Make an exact copy of the records, and keep the pictures out of it.

Records excerpted from a collection
^^^^^^^^^^^^^^^^

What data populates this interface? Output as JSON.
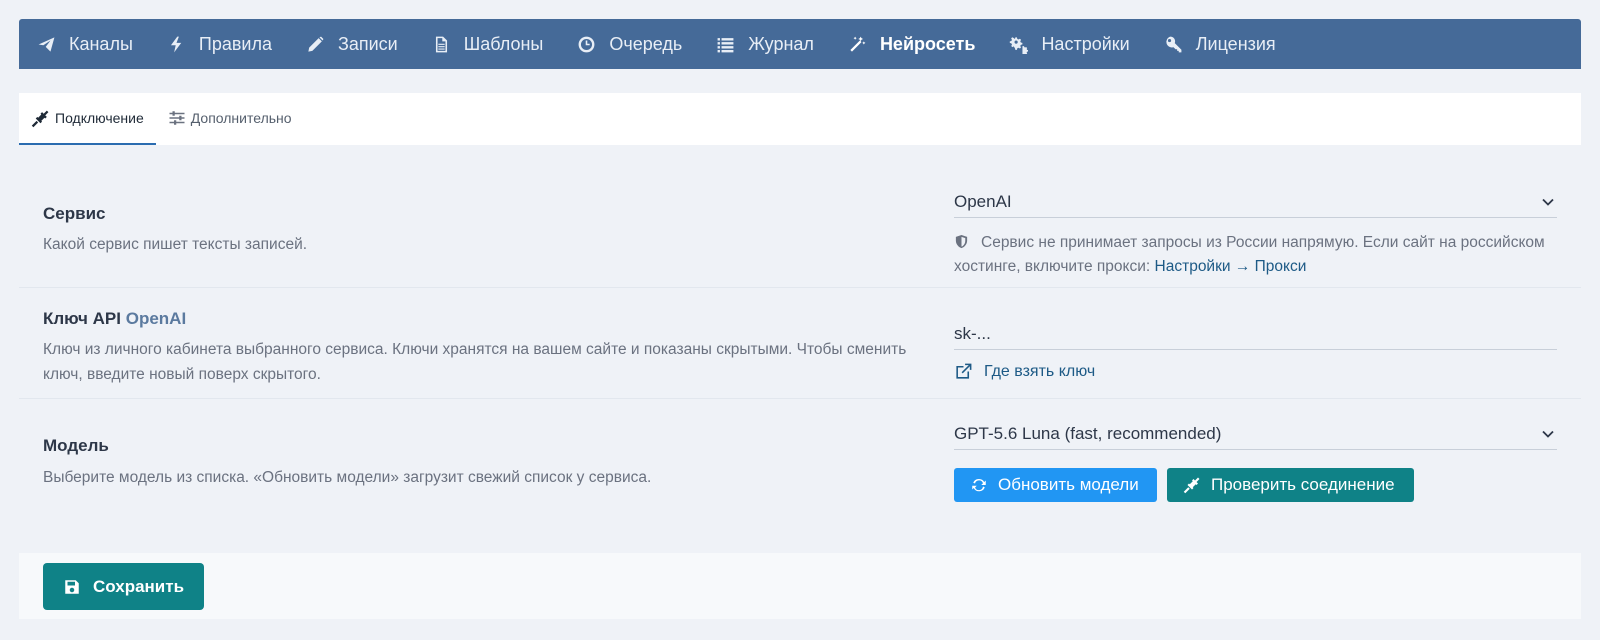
{
  "nav": {
    "items": [
      {
        "label": "Каналы",
        "icon": "paper-plane-icon",
        "active": false
      },
      {
        "label": "Правила",
        "icon": "bolt-icon",
        "active": false
      },
      {
        "label": "Записи",
        "icon": "pencil-icon",
        "active": false
      },
      {
        "label": "Шаблоны",
        "icon": "file-text-icon",
        "active": false
      },
      {
        "label": "Очередь",
        "icon": "clock-icon",
        "active": false
      },
      {
        "label": "Журнал",
        "icon": "list-icon",
        "active": false
      },
      {
        "label": "Нейросеть",
        "icon": "magic-wand-icon",
        "active": true
      },
      {
        "label": "Настройки",
        "icon": "cogs-icon",
        "active": false
      },
      {
        "label": "Лицензия",
        "icon": "key-icon",
        "active": false
      }
    ]
  },
  "tabs": [
    {
      "label": "Подключение",
      "icon": "plug-icon",
      "active": true
    },
    {
      "label": "Дополнительно",
      "icon": "sliders-icon",
      "active": false
    }
  ],
  "service": {
    "title": "Сервис",
    "desc": "Какой сервис пишет тексты записей.",
    "value": "OpenAI",
    "note_text": "Сервис не принимает запросы из России напрямую. Если сайт на российском хостинге, включите прокси: ",
    "note_link": "Настройки → Прокси"
  },
  "api_key": {
    "title_prefix": "Ключ API",
    "title_accent": "OpenAI",
    "desc": "Ключ из личного кабинета выбранного сервиса. Ключи хранятся на вашем сайте и показаны скрытыми. Чтобы сменить ключ, введите новый поверх скрытого.",
    "value": "sk-...",
    "link": "Где взять ключ"
  },
  "model": {
    "title": "Модель",
    "desc": "Выберите модель из списка. «Обновить модели» загрузит свежий список у сервиса.",
    "value": "GPT-5.6 Luna (fast, recommended)",
    "refresh_label": "Обновить модели",
    "check_label": "Проверить соединение"
  },
  "footer": {
    "save_label": "Сохранить"
  },
  "colors": {
    "nav_bg": "#456a98",
    "btn_blue": "#2196f3",
    "btn_teal": "#0f8287",
    "link": "#1d5a86",
    "page_bg": "#eff2f7"
  }
}
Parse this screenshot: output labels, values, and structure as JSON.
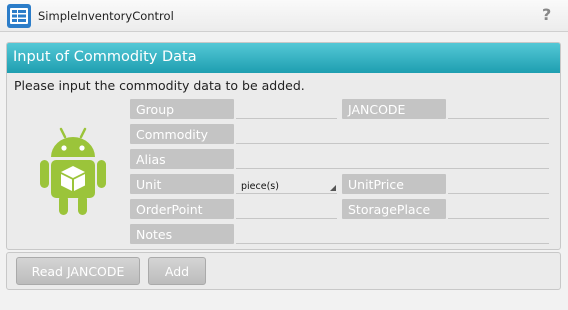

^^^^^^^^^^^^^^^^

Your response:
What data populates this interface? Output as JSON.
{
  "nav": {
    "items": [
      {
        "label": "Каналы",
        "icon": "paper-plane-icon",
        "active": false
      },
      {
        "label": "Правила",
        "icon": "bolt-icon",
        "active": false
      },
      {
        "label": "Записи",
        "icon": "pencil-icon",
        "active": false
      },
      {
        "label": "Шаблоны",
        "icon": "file-text-icon",
        "active": false
      },
      {
        "label": "Очередь",
        "icon": "clock-icon",
        "active": false
      },
      {
        "label": "Журнал",
        "icon": "list-icon",
        "active": false
      },
      {
        "label": "Нейросеть",
        "icon": "magic-wand-icon",
        "active": true
      },
      {
        "label": "Настройки",
        "icon": "cogs-icon",
        "active": false
      },
      {
        "label": "Лицензия",
        "icon": "key-icon",
        "active": false
      }
    ]
  },
  "tabs": [
    {
      "label": "Подключение",
      "icon": "plug-icon",
      "active": true
    },
    {
      "label": "Дополнительно",
      "icon": "sliders-icon",
      "active": false
    }
  ],
  "service": {
    "title": "Сервис",
    "desc": "Какой сервис пишет тексты записей.",
    "value": "OpenAI",
    "note_text": "Сервис не принимает запросы из России напрямую. Если сайт на российском хостинге, включите прокси: ",
    "note_link": "Настройки → Прокси"
  },
  "api_key": {
    "title_prefix": "Ключ API",
    "title_accent": "OpenAI",
    "desc": "Ключ из личного кабинета выбранного сервиса. Ключи хранятся на вашем сайте и показаны скрытыми. Чтобы сменить ключ, введите новый поверх скрытого.",
    "value": "sk-...",
    "link": "Где взять ключ"
  },
  "model": {
    "title": "Модель",
    "desc": "Выберите модель из списка. «Обновить модели» загрузит свежий список у сервиса.",
    "value": "GPT-5.6 Luna (fast, recommended)",
    "refresh_label": "Обновить модели",
    "check_label": "Проверить соединение"
  },
  "footer": {
    "save_label": "Сохранить"
  },
  "colors": {
    "nav_bg": "#456a98",
    "btn_blue": "#2196f3",
    "btn_teal": "#0f8287",
    "link": "#1d5a86",
    "page_bg": "#eff2f7"
  }
}
Parse this screenshot: output labels, values, and structure as JSON.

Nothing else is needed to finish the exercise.